  • The mixture contains one or more substances classified as hazardous above a certain threshold.
  • The article has explosive properties.

CLP defines the content of the label and the organisation of the various label elements. The label should be firmly attached to one or more of the packaging’s surfaces and has to include the following:

  • The name, address and telephone number of the supplier
  • The nominal quantity of a substance or mixture in packages made available to the general public (unless this quantity is specified elsewhere on the package)
  • Product identifiers
  • Where applicable, hazard pictograms, signal words, hazard statements, precautionary statements and supplemental information required by other legislation.

CLP sets general requirements for labelling to ensure the safe use and supply of hazardous substances and mixtures. Certain labelling exemptions apply e.g. to substances and mixtures contained in packaging that is small (typically less than 125 ml) or is otherwise difficult to label. Other examples are listed in Section 1.3 of Annex I to the CLP Regulation. The exemptions allow the supplier to omit the hazard and/or precautionary statements or the pictograms from the label elements normally required under CLP.

The packaging of a hazardous chemical must be designed, constructed and fastened so that the contents cannot escape at any time. So, the packaging materials must be strong and solid, and resistant to damage by the contents. Replaceable fastening devices must allow repeated refastening without the contents escaping.

The packaging of a chemical that is supplied to the general public must not attract or arouse the curiosity of children or mislead consumers. Packaging must not have a similar presentation or a design used for foodstuff or animal feedstuff or medicinal or cosmetic products.

Child-resistant fastening and tactile warnings

Child-resistant fastenings and/or tactile warnings of danger have to be used if the substances or mixtures are supplied to the general public and display certain hazards or if the product contains methanol or dichloromethane. An overview of the different hazards that trigger this obligation is available on the page “specific labelling and packaging situations”, a link to which is also on this page.

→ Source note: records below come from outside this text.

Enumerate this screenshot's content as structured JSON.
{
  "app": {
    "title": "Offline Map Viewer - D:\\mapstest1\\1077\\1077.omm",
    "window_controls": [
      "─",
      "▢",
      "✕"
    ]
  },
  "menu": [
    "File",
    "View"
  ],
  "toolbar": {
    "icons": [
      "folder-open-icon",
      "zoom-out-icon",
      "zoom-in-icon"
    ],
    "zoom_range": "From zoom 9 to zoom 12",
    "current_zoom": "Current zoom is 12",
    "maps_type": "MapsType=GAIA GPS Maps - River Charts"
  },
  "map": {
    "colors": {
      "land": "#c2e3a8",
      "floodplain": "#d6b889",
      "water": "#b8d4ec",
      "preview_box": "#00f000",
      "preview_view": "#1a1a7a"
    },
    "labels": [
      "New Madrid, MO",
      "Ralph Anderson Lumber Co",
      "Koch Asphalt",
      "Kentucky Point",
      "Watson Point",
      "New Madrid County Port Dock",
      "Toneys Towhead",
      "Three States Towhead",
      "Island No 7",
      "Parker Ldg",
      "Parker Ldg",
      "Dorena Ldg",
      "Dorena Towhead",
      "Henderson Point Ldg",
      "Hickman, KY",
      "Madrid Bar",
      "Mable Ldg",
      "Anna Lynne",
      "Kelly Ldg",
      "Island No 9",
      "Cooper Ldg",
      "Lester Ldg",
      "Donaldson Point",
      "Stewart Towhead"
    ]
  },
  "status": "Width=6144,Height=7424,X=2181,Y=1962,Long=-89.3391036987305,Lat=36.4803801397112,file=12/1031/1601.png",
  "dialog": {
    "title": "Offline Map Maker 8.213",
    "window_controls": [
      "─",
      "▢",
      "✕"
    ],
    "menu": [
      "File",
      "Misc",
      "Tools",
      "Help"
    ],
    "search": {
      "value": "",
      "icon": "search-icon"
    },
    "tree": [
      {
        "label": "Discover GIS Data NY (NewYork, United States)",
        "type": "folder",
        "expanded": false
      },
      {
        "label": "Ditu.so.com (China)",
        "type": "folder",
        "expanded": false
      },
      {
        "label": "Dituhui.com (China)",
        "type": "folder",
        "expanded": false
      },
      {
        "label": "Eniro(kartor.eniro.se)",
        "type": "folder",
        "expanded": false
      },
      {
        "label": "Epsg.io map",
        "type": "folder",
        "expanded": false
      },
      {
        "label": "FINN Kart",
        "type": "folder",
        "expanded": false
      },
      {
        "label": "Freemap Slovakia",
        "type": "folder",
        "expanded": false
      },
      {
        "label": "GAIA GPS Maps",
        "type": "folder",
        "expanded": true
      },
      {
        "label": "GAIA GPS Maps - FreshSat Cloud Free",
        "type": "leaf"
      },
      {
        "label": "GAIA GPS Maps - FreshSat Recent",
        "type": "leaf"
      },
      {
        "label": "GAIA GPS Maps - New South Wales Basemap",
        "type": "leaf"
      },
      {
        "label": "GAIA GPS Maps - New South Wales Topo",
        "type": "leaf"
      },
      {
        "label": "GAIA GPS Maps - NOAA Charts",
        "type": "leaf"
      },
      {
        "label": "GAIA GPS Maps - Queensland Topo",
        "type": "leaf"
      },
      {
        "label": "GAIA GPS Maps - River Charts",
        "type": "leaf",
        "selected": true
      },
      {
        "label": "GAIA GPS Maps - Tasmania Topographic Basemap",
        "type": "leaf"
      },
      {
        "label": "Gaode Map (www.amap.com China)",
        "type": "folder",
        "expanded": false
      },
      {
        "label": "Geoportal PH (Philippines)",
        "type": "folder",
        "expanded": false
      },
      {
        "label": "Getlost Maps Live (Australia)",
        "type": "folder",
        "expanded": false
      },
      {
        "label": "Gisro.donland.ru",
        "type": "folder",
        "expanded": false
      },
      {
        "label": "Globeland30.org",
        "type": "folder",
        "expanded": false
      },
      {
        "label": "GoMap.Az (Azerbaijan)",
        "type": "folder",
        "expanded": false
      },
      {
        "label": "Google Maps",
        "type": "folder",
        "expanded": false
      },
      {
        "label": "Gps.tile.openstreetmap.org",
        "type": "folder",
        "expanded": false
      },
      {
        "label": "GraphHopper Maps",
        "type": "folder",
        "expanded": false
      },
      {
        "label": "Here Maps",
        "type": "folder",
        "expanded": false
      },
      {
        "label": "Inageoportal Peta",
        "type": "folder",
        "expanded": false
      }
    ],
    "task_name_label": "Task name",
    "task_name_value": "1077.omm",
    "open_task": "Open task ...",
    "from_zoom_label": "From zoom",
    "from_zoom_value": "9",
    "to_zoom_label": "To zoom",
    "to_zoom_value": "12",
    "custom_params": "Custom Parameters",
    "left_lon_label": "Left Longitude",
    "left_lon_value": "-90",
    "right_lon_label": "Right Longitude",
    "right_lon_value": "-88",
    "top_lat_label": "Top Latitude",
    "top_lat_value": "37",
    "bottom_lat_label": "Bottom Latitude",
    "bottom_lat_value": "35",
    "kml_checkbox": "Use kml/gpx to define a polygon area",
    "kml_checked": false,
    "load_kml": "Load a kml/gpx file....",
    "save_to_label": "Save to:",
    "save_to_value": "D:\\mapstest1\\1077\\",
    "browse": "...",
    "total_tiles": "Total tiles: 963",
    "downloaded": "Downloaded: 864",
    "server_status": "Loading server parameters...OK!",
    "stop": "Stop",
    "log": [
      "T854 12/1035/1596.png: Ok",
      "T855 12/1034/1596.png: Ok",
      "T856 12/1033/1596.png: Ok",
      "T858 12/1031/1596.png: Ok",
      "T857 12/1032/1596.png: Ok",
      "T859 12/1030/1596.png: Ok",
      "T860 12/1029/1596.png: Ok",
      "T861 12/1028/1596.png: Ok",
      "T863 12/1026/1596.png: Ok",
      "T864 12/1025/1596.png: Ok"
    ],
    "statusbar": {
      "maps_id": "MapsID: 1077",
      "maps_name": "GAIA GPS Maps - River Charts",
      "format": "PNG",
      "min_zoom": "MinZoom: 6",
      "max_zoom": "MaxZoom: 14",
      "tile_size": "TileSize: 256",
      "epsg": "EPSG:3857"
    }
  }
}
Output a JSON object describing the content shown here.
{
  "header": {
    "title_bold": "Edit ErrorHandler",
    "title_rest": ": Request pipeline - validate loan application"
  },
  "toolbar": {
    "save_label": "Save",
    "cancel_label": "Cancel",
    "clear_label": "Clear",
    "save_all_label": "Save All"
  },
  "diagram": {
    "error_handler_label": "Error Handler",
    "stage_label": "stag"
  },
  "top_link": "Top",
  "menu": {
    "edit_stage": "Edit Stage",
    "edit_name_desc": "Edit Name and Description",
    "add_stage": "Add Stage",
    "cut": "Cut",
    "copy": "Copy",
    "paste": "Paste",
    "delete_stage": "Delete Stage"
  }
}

For detailed guidance on the labelling and packaging requirements, we recommend that you read the Guidance on Labelling and Packaging in accordance with the CLP Regulation.